Cleeves is among the current generation of U.K. writers who are using the traditional British mystery forms and adding so much more. For those of us who love British mysteries, it's a great time to be reading!


The novel Dracula by Bram Stoker is not only set in Transylvannia. In fact, a large part of it is set in Whitby, an English coastal town. In Dracula, all is obscured in mist and fog. In truth, Whitby is a quaint town. Here are a few photos, including the ruins of Whitby Abbey, where Dracula finds his first vicitm.

Dracula (the book, not the many movies) represents an example of a foreign invader who "doesn't only invade, but wants to take over all of England, especially its women," our study leader, Carol Kent, tells us. With its repetitive intensity of the vampire's attacks, "the reader finds it hard to believe Dracula can be conquered," Kent says.

The book may not be what you think. All my exposures to Dracula had been through movies, yet the original book is much different. Dracula is hardly seen in the novel, and the happenings are told through different narrators. In the book, we have much more of a monster than the romantic vampires of, say, Anne Rice's novels.

Friday, September 14, 2007

The Bronte Sisters

The Brontes may not be immediately associated with mystery, but the gothic form, according to study leader Carol Kent, is "the most enduring influence on mystery." And Jane Eyre, by Charlotte Bronte, is, of course, a pure piece of gothic fiction. So today, we were off to Haworth and the Bronte Parsonage, where the Bronte sisters lived, beginning in 1820. There, we met with author Robert Barnard (above at the parsonage), a prolific mystery writer as well as president of the Bronte Trust. Barnard gave us a tour of the Bronte house, and later a tour of The Red House, owned by friends of Charlotte and immortalized in her novel Shirley. It was a double bonus: one of Britain's most-known authors and a Bronte expert! Barnard has a wicked sense of humor -- I recommend his Death by Sheer Torture and The Case of the Missing Bronte, but Barnard has more than 40 books -- so plenty to choose from.

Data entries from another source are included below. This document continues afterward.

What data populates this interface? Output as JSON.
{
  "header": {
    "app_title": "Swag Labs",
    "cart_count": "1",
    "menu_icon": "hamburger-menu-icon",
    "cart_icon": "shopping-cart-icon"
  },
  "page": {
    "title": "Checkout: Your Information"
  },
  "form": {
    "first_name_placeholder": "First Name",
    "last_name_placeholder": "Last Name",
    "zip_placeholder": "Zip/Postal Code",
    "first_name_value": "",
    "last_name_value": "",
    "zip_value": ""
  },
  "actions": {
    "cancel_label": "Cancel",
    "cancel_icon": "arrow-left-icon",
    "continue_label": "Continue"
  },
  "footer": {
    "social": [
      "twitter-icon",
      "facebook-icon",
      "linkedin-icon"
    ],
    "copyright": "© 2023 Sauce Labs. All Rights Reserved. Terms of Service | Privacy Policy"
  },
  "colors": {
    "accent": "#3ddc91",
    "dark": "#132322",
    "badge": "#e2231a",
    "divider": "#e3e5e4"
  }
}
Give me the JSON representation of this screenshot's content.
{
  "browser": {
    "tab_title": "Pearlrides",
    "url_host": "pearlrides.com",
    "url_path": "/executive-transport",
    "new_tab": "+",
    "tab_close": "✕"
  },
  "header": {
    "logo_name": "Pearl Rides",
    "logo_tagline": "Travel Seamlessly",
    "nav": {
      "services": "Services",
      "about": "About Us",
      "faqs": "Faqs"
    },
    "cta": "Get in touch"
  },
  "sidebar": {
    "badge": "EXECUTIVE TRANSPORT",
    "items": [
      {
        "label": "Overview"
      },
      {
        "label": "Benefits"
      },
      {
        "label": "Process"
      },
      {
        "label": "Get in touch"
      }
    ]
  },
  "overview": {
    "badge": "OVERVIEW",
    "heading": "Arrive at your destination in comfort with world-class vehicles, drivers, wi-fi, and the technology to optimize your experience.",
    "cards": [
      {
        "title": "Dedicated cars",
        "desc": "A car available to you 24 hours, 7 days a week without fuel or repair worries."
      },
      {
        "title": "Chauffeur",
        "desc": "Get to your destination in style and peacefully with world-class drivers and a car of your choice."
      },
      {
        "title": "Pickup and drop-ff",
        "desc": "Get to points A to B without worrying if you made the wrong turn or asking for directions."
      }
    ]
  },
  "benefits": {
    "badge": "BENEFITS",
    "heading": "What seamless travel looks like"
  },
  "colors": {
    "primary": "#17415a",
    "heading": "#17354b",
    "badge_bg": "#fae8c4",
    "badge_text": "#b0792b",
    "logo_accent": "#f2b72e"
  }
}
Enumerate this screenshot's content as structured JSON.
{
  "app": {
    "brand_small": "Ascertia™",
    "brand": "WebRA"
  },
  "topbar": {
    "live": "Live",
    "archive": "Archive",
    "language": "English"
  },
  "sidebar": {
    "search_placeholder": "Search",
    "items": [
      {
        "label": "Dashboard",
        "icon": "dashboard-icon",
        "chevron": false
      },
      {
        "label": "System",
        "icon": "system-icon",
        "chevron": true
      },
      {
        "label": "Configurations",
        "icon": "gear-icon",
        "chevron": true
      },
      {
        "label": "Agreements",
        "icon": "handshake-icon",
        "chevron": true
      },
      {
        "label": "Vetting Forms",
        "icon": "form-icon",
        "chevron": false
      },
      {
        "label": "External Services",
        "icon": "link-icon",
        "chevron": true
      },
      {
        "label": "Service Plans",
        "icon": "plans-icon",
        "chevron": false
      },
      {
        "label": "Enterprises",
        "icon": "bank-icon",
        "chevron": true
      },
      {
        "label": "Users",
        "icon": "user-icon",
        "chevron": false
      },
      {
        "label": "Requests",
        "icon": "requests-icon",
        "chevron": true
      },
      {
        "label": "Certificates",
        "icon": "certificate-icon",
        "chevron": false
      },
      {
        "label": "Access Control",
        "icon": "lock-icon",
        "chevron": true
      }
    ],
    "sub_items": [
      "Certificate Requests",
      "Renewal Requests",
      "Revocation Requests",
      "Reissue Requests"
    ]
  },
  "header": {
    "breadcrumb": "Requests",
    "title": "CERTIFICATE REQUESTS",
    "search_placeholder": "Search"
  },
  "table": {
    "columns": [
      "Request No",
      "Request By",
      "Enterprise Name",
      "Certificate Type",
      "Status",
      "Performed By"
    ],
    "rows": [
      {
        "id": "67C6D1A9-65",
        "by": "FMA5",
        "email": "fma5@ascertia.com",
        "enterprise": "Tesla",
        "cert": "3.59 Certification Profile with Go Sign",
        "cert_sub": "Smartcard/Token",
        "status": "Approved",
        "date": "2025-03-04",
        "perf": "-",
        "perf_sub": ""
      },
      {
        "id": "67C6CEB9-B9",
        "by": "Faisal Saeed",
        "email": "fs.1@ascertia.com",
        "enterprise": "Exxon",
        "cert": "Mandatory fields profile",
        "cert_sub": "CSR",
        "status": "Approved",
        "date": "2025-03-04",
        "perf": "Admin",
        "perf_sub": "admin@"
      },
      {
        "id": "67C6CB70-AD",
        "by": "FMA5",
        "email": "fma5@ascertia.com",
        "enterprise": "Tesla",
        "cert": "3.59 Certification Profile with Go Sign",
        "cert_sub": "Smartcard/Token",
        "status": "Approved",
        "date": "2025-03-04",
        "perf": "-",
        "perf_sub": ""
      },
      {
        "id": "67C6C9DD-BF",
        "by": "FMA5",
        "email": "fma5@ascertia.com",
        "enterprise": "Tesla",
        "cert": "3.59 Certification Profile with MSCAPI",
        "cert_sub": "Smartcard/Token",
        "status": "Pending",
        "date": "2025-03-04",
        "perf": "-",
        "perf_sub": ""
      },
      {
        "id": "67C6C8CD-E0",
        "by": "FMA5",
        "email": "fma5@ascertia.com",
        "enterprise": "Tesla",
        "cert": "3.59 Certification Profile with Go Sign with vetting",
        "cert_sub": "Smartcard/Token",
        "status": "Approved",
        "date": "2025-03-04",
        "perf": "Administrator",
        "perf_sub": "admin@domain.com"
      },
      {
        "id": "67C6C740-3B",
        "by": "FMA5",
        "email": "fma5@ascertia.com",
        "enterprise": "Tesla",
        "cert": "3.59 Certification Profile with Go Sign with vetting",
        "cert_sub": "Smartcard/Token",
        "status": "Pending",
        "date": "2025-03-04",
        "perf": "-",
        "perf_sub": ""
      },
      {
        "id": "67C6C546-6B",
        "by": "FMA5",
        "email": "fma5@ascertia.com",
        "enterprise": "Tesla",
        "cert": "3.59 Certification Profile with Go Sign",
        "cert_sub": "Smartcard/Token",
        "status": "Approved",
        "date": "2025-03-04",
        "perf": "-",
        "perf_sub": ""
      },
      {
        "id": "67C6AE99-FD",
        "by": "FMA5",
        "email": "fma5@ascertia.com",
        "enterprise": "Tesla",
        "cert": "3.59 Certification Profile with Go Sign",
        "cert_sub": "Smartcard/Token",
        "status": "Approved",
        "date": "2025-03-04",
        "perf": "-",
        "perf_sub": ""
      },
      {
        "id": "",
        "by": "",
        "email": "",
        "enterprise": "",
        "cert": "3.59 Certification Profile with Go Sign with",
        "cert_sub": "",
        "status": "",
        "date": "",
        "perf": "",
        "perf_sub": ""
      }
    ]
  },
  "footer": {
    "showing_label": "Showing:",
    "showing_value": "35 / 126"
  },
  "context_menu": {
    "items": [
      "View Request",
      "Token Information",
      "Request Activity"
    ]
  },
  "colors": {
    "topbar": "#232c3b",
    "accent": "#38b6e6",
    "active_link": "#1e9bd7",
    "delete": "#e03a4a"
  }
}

It was also our second pub lunch on the tour -- and I must mention it because it was at the Old Silent -- the namesake of Martha Grimes' novel The Old Silent. And one mystery solved for me: Yorkshire pudding is not a pudding (in the American sense, at least), but it is still quite good!

The mystery of Yorkshire

Where better than the United Kingdom to immerse yourself in mysteries? As part of the Smithsonian's Mystery Lover's England and Scotland tour, I'm doing just that -- getting quite the literary education while visiting some of the most beautiful countryside anywhere. Our base for now if the Majestic Hotel in Harrogate (North Yorkshire), a turn-of-the-century grand spa hotel.

Study leader Carol Kent, a former Georgetown University professor, has presented us with first-rate classes on gothic literature (think horror, the supernatural, a brooding atmosphere and the macabre) and how some modern authors "defang" the gothic by turning it on its head (authors Robert Barnard, Reginald Hill).

We've had some wonderful guest speakers as well -- authors Staurt Pawson, Ann Cleeves and Martin Edwards formed a panel on why the North of England is so hospitable to mysteries. For Cleeves, one explanation is that the south has become populated by wealthy newcomers who don't spend their time peeking out windows to see what their neighbors are doing. But in the north, there's more seclusion -- and more noisy neighbors. The landscape helps as well -- the moors and dales of Yorkshire have been inspiring writers since the Bronte sisters.

Cleeves and Martin have novels coming out soon -- watch for them! And if you aren't a Pawson fan yet, his Insp. Charlie Priest is one of the best characters today in detective fiction.